One third of Estonian residents rate their economic situation as good or very good, and as many as 90% consider it to be at least satisfactory, according to the results of a recent survey conducted by Kantar Emor.
Of Southern Estonian residents, however, one in five, including 16% of pensioners, consider their economic situation to be bad or very bad.
"90% of Estonian residents consider their economic welfare to be at least satisfactory, which means that it is bad or very bad in in the opinion of just one tenth of them," Kantar Emor executive Aivar Voog said.
"The share of those who rate their economic welfare as good or rather good has been on the rise for the past five years; compared to the crisis years, it has as much as doubled," he added.
The results of the survey indicated that younger and wealthier people, as well as residents of Tallinn, Northern Estonia as well as the Tartu area, or Tartu and Jõgeva Counties, tend to be more satisfied with their economic situation.
While the ratio of people who feel satisfied or rather satisfied with their economic situation was 36% in the capital city of Tallinn, the ratio of such respondents in Southern Estonia's Võru, Viljandi and Valga Counties totalled around one fifth. Those unsatisfied with their economic situation accounted for 7% of respondents in Tallinn and 19% of respondents in Southern Estonia.
Regional differences greater than ethnic ones
Differences also persist between the perceptions of ethnic Estonians and people of other ethnic backgrounds living in Estonia regarding their own economic situations. Of ethnic Estonians, 34% consider their economic situation to be good or very good, compared to just 23% of people of other ethnic backgrounds.
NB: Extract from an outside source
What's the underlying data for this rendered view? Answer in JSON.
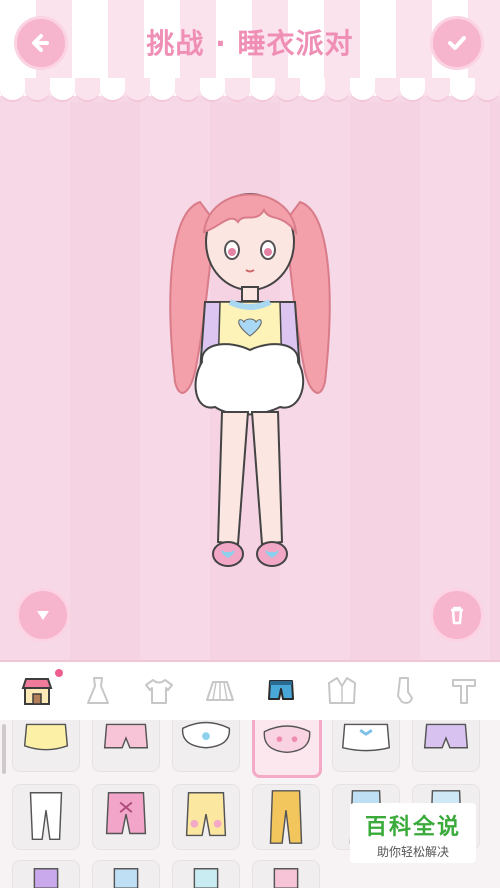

"On the other hand, we can say that in our country that regional and age-based differences in assessing one's coping are even bigger than differences based on ethnicity," Voog said.
More than one in ten have no savings
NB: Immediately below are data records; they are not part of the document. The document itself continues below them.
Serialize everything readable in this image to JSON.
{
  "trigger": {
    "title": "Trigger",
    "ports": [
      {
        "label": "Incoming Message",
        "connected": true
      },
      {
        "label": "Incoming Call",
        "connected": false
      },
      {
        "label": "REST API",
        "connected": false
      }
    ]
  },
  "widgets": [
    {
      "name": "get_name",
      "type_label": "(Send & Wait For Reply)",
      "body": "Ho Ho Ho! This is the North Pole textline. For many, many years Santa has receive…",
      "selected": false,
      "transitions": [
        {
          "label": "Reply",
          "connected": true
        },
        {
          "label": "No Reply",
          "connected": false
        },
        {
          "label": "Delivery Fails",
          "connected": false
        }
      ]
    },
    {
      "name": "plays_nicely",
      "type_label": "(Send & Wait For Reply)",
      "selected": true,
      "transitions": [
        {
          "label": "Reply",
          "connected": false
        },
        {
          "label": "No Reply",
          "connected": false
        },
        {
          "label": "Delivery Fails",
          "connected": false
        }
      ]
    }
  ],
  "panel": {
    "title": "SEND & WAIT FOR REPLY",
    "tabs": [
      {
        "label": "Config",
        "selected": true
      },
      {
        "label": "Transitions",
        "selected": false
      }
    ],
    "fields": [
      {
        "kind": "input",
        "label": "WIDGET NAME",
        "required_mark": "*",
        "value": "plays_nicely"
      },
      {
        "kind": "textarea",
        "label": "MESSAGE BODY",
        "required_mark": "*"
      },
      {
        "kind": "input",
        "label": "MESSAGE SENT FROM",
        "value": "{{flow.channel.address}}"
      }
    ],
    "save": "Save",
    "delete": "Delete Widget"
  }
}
14% of Estonian households, of which there are as many as 81,000, have no savings or investments, particularly in the Viru region in Northeastern Estonia, rural households, and people living alone.
At the time of the poll, 67% of respondents had savings in their bank account, 38% in cash, and 26% in the form of a bank deposit. Of the households surveyed, 28% would be able to cope for a period of at least six months in the event that their primary source of income were to disappear, including an above-average ratio of households in Tallinn and families with no children. One in five households, meanwhile, would be able to get by for just one month or less.
Kantar Emor surveyed 1,650 randomly chosen Estonian residents between the ages of 18-74 this May.
Editor: Aili Vahtla